- The Indian Health Service is turning to telehealth to improve access to more than 130,000 Native Americans spread out across the Great Plains states.
The national health system has put out the call for telehealth proposals to serve a seven-hospital region covering Iowa, Nebraska and the Dakotas following pressure from the Centers for Medicare & Medicaid Services to overhaul its practices and a federal audit that highlighted excessive patient wait times.
The IHS is seeking one- to four-year contracts for emergency services, specialty referrals and provider-to-provider consults in a number of fields, including behavioral health, maternal and child health and cardiology, with the potential to extend those contracts to multiple years.
“This new effort in IHS telehealth expands access to care, particularly specialty care that may be difficult to find in rural areas,” IHS Principal Deputy Director Mary Smith announced this past week. “IHS is committed to providing quality healthcare to our patients, who are our first priority, and integrating telemedicine with community-based services is an important part of the way IHS delivers on that commitment."
Through a federal treaty, the IHS provides free healthcare for enrolled Native Americans in more than 560 tribes around the country. Recently, CMS threatened to curb or end reimbursements to some hospitals in the Great Plains system, comprised of seven hospitals, 15 health centers and several clinics, after uncovering lapses in care.
The CMS action also prompted a review of the IHS by the Government Accountability Office. This past April, the GAO released results of an audit that found long wait times at several health systems. Until the IHS develops a way to monitor patient wait times, the report said, the GAO can’t tell whether the health system has improved healthcare for a population that suffers disproportionately from diseases like diabetes and chronic liver disease.
This prompted the IHS to look to telehealth for the troubled health system.
“This telehealth is going to be put in communities that don’t have clinics or services,” Kevin Steele, a spokesman for the Ogala Sioux Tribe in South Dakota’s Pine Ridge Indian Reservation, told the Associated Press. “We have communities that are 50 miles away in which people have to drive that far, but they have a school system and a small building capable to house telehealth.”
Telehealth isn’t new to the IHS. In the mid-1970s, the agency worked with NASA to equip a telehealth van that travelled to reservations across parts of the Midwest and West, connecting via two-way microwave radio with nearby health systems.
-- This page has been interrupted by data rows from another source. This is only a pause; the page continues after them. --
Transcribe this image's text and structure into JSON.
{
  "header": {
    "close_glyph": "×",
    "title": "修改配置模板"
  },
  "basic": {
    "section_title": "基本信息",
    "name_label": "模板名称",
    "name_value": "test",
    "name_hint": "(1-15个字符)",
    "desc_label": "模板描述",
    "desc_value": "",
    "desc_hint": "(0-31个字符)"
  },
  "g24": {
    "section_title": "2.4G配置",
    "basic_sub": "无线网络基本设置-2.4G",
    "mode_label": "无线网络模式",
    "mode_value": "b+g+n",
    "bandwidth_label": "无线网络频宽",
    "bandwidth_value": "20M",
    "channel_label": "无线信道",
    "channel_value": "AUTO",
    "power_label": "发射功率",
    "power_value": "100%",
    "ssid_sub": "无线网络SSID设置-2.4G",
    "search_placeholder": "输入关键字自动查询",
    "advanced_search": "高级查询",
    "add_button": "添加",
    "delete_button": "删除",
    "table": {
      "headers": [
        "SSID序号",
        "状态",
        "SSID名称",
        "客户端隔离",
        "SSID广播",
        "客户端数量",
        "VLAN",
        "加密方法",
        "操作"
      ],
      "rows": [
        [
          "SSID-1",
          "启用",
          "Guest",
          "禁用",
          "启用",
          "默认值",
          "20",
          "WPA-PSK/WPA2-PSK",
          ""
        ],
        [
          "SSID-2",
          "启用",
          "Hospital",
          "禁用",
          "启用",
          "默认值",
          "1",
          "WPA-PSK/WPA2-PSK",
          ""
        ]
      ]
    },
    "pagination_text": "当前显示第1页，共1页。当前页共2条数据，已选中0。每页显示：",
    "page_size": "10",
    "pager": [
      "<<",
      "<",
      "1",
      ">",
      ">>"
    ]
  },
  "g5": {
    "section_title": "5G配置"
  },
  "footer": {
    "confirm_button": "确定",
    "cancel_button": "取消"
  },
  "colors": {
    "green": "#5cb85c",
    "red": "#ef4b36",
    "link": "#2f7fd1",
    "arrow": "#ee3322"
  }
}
Federal grant programs helped expand the network in the 1990s, and by the turn of the century telemedicine specialty programs were emerging in various locations.
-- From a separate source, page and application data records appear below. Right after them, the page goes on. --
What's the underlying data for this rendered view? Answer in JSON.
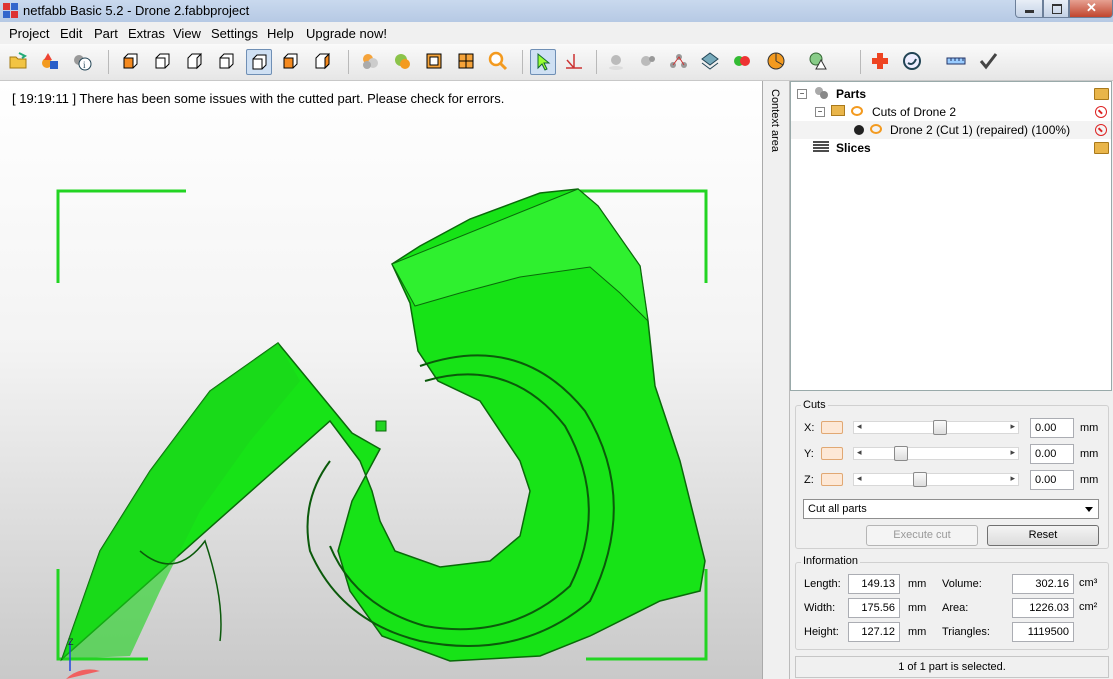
{
  "window": {
    "title": "netfabb Basic 5.2 - Drone 2.fabbproject"
  },
  "menu": [
    "Project",
    "Edit",
    "Part",
    "Extras",
    "View",
    "Settings",
    "Help",
    "Upgrade now!"
  ],
  "toolbar": {
    "icons": [
      "open-icon",
      "add-part-icon",
      "part-info-icon",
      "view-front-icon",
      "view-back-icon",
      "view-left-icon",
      "view-right-icon",
      "view-top-icon",
      "view-bottom-icon",
      "shaded-icon",
      "color-icon",
      "wireframe-icon",
      "mesh-icon",
      "zoom-icon",
      "select-icon",
      "measure-icon",
      "sphere-icon",
      "spheres-icon",
      "points-icon",
      "layers-icon",
      "colored-spheres-icon",
      "pie-icon",
      "warning-icon",
      "repair-icon",
      "quality-icon",
      "ruler-icon",
      "apply-icon"
    ]
  },
  "log": {
    "time": "[ 19:19:11 ]",
    "message": "There has been some issues with the cutted part. Please check for errors."
  },
  "context_label": "Context area",
  "tree": {
    "parts": "Parts",
    "group": "Cuts of Drone 2",
    "item": "Drone 2 (Cut 1) (repaired) (100%)",
    "slices": "Slices"
  },
  "cuts": {
    "title": "Cuts",
    "axes": [
      {
        "label": "X:",
        "value": "0.00",
        "unit": "mm",
        "position": 0.52
      },
      {
        "label": "Y:",
        "value": "0.00",
        "unit": "mm",
        "position": 0.22
      },
      {
        "label": "Z:",
        "value": "0.00",
        "unit": "mm",
        "position": 0.37
      }
    ],
    "mode": "Cut all parts",
    "execute": "Execute cut",
    "reset": "Reset"
  },
  "info": {
    "title": "Information",
    "length_label": "Length:",
    "length": "149.13",
    "length_unit": "mm",
    "width_label": "Width:",
    "width": "175.56",
    "width_unit": "mm",
    "height_label": "Height:",
    "height": "127.12",
    "height_unit": "mm",
    "volume_label": "Volume:",
    "volume": "302.16",
    "volume_unit": "cm³",
    "area_label": "Area:",
    "area": "1226.03",
    "area_unit": "cm²",
    "triangles_label": "Triangles:",
    "triangles": "1119500"
  },
  "status": "1 of 1 part is selected.",
  "colors": {
    "part": "#17e317",
    "bracket": "#22d422"
  },
  "axis_marker": "Z"
}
“Telemedicine is part of the future,” Jonathan Gilbert, MD, clinical director for the HIS office in Billings, Montana, told the Billings Gazette in a recent feature on telemedicine services at the Lame Deer Health Center, the first IHS center in the country to use the technology in its emergency room. “It’s a fantastic way to bring board-certified specialists to a frontier community and to raise the bar.”
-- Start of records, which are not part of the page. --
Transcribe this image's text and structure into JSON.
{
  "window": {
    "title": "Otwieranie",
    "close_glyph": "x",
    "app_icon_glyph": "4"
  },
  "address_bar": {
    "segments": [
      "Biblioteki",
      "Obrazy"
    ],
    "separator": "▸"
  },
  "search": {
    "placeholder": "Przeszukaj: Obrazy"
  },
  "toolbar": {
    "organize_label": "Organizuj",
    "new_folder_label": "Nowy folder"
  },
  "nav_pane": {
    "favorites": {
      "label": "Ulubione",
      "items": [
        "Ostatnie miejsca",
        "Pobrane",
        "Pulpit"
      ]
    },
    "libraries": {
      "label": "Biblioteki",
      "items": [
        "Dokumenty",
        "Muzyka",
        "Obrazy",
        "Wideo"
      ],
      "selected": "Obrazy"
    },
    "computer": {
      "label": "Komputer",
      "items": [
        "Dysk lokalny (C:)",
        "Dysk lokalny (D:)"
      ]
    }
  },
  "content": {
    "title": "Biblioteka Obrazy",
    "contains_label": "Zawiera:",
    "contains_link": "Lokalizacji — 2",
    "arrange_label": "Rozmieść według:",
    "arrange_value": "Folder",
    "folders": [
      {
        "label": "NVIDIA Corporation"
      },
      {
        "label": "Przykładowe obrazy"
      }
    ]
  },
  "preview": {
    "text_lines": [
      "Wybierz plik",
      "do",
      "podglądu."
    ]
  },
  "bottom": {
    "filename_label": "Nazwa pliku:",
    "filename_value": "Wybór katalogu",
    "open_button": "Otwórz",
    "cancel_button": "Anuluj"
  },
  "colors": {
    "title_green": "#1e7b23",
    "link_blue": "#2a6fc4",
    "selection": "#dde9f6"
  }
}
Because so many Native American communities are remote and underserved, they’ve been open to mHealth and telehealth programs from a wide variety of providers. Health systems in Arizona, New Mexico, the pacific Northwest and New England have launched programs for those communities. And in 2013, Salt Lake City-based TruClinic made news launching a telehealth platform for the Confederated Tribes of the Goshute Reservation, along the border of Nevada and Utah.
A telehealth platform for the Great Plains region could lead to more benefits. In South Dakota, Gov. Dennis Daugaard has said that if the state is able to improve its CMS reimbursements for IHS healthcare services delivered to Medicaid-eligible residents, thus reducing stress on the state’s budget, he would call a special legislative session to consider expanding the program.